Recommendations for Supporting Children 1.Process the circumstances or event within the context of his/her developmental ability. 2.Understand the concept of “death” and “grief” 3.Understand feelings and behaviors associated with normal grief responses 4.Identify and practice healthy ways of coping 5.Honoring the relationship and establishing continuing bonds 6.Identifying and accessing support systems
Children’s Needs Ages 2 – 4 Comfort; Reassurance that they will be cared for and that their basic needs will be met Honest information A regular schedule Ages 4 – 7 Clear, honest answers with words they use and understand. Ages 7 – 11 Encourage expression of feelings Offer physical outlets for grief expression Be available, but also allow alone time Ages 12 – 18 Encourage expression of feelings Listen Be available Don’t try to take away their grief
Assessment Considerations What is the patient’s comfort level with the child knowing details about the disease, prognosis, etc.? What is the culture in the family regarding illness, speaking openly, sharing difficult things with children?
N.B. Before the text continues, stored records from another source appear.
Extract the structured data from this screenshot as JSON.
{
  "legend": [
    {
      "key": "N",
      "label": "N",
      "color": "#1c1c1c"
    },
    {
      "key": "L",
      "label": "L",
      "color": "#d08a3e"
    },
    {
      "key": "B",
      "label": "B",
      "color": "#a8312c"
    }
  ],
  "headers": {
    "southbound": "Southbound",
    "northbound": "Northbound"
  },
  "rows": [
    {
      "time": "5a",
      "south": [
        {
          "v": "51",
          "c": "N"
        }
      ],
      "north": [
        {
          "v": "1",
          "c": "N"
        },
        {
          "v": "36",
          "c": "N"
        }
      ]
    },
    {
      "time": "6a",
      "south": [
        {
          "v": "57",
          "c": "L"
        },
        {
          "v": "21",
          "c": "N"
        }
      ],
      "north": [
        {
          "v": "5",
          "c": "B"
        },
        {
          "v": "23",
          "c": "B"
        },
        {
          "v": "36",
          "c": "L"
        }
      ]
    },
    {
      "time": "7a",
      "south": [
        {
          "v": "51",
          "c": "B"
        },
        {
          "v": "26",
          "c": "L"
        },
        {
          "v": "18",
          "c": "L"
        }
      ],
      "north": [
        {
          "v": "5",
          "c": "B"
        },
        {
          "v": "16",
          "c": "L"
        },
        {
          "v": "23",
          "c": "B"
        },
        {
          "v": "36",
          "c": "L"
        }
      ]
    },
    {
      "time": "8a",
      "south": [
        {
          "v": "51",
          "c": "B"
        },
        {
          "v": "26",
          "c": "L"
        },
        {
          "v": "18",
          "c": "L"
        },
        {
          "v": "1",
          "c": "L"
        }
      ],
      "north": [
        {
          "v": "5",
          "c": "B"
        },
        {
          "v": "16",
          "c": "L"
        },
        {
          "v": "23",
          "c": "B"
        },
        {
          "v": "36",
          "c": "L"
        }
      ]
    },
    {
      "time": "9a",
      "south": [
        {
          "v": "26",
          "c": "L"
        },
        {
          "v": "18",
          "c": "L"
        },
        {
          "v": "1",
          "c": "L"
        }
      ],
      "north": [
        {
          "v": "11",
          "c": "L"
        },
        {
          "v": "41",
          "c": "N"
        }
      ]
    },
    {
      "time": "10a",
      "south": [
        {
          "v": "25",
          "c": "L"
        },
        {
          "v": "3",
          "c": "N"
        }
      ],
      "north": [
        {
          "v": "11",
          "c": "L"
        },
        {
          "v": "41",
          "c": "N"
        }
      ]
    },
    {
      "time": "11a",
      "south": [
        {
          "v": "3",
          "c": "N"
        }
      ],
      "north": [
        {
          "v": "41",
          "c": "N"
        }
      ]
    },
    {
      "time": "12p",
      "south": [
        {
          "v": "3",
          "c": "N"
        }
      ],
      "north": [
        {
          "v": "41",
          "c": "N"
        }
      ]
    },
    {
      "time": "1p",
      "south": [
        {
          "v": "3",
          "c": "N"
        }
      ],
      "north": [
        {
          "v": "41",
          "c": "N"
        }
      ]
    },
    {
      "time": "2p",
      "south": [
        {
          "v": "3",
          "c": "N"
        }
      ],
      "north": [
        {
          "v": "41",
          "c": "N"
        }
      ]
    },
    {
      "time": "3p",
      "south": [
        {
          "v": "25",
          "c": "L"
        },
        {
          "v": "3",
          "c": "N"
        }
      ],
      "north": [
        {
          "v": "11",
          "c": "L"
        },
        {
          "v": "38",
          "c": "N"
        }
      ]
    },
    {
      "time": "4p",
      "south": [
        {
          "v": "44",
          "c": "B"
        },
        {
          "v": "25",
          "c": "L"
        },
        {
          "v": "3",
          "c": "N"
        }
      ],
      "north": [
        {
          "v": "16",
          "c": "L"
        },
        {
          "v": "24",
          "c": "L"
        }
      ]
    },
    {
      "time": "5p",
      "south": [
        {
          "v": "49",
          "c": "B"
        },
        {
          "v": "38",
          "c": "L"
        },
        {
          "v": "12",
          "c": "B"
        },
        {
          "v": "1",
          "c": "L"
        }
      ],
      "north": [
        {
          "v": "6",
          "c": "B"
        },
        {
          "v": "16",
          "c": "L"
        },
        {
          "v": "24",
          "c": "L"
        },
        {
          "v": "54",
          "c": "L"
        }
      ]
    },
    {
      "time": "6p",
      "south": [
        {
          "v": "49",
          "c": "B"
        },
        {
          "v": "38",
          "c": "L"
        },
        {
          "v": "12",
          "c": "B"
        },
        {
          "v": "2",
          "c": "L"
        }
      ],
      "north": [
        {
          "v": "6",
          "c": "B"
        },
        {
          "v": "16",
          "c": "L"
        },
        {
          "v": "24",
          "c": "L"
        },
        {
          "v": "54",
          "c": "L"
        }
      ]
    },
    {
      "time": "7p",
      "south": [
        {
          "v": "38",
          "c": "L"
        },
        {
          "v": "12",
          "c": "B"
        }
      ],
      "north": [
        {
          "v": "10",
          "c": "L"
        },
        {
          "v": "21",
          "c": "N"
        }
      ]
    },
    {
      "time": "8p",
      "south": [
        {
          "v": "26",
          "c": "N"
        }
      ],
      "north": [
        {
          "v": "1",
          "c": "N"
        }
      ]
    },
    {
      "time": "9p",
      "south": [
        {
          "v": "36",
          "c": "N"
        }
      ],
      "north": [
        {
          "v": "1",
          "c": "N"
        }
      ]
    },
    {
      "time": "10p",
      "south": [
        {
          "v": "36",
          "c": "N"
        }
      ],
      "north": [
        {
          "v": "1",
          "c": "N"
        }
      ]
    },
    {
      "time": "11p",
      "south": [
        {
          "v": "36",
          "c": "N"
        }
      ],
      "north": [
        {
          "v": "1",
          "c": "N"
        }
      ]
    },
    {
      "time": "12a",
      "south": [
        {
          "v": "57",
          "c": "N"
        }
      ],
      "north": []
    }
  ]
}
What is the child’s history with death - other family members, friends & pets? What are the family and child’s coping responses related to illness, death?
What has the child been told about the disease? If the patient is not living in the same home as the child, when was the last time the child saw the family member? What does the child know about the disease? Has the child attended conferences with the doctor? Has the child accompanied the patient to chemo or radiation treatments? Has the child visited the patient in the hospital? Has the child assisted with any care giving? Assessment Considerations
When the family doesn’t want to share with their children… Always consider the culture of the family, including ethnic and spiritual beliefs and practices. Educate that the child may overhear conversations and imagine things that are worse than the truth. Children may also be picking up on the emotional atmosphere in the home and the changes in lifestyle that have occurred as the family has adjusted to the illness.
Frequently Asked Questions Protecting children from painful realities Age consideration: “Is my child too young to understand?” How to initiate conversations about difficult topics such as terminal prognosis, impending death, or a death which has occurred.
Visiting the hospital and saying goodbye Children should be given choices which include: Assurance that there is no right or wrong choice Information about what to expect, using concrete medical language Information about life expectancy Information about other opportunities to see their loved one’s physical body
Primary Components of Communicating Medical Information to Children Inform the child Allow some choice and control Tell the truth using correct medical language. Answer questions the child has. Reassure the child that their needs will continue to be met. Causation and contagion.